Across the lines of the records below, how many have the string "this" in them? Answer with the number alone.

* Extracted information:

[Start of Attachment]

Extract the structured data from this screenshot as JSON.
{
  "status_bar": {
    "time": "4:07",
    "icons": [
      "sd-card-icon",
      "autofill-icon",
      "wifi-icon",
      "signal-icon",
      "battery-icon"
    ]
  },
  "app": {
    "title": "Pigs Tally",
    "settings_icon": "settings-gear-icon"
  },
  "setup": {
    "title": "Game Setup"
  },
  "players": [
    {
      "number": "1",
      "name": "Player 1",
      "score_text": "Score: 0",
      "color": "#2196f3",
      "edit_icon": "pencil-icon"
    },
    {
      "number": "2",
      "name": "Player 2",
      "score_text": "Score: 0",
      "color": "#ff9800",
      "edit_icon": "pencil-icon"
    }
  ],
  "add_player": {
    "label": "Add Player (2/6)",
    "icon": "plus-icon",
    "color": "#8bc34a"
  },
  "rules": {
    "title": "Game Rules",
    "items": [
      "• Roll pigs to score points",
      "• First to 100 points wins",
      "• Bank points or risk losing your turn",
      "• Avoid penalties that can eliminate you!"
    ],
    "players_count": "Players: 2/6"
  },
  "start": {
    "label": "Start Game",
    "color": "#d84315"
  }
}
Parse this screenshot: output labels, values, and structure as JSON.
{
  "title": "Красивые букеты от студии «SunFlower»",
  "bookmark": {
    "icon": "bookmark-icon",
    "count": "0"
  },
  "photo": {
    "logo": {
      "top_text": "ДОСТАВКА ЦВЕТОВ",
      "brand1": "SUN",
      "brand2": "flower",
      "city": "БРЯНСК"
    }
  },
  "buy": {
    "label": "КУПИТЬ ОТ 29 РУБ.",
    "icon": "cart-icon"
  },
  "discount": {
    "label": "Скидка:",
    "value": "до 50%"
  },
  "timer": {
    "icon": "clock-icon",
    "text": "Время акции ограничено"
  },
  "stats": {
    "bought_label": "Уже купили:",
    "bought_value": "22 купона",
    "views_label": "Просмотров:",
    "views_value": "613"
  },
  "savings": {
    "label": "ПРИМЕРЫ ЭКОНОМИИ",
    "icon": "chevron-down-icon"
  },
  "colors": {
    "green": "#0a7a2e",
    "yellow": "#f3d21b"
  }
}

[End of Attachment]

* The completed task:
2